Additional information ABOUT ROCKFORD PARK DISTRICT’S BUDGET

To work towards a balanced budget, the District has continued to seek non-tax revenue, further reduce expenses, increase donor support, and explore lease and sale of land or property.
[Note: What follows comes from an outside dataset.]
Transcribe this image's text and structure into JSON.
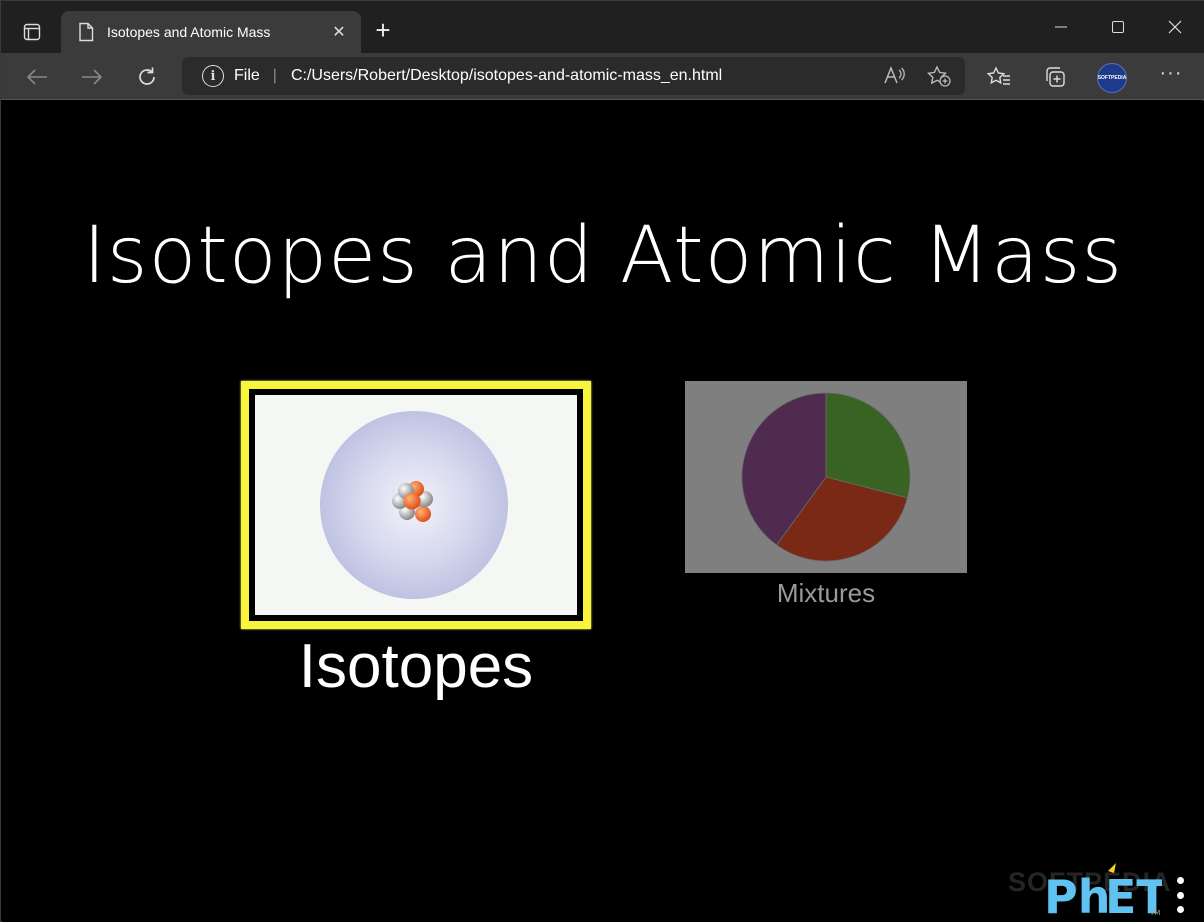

Below is a look at what was included in 2018 budget:

2018 Modification of Programs and Services

  • Not operating Forest City Queen and Trolley Car 36 for 2018 season
  • Closing Sand Park Pool for 2018 season and closing Harkins Aquatic Center two weeks earlier
  • Reduction of one week of the free Music in the Park Summer Concert Series (8 weeks vs. 9 weeks)
  • Elimination of indoor swimming lessons
  • Elimination of one youth day camp called Tween Scene/Summer Blast
  • Expanding hours of operation at Washington Park Community Center to invest in area youth
  • Increased support for Rockford Park District Police

2018 Revenue Adjustments

  • Video gaming at select locations
  • Select pricing increases in programs and rental opportunities
  • Increased Foundation support

2018 Expense Reductions

  • Elimination of four open full-time positions by attrition and restructuring
  • Elimination of event parking services for community partner events
  • Elimination of support to Community Centers for ground maintenance, reduction in contractual mowing
  • Savings from lower utility, gas, and health insurance costs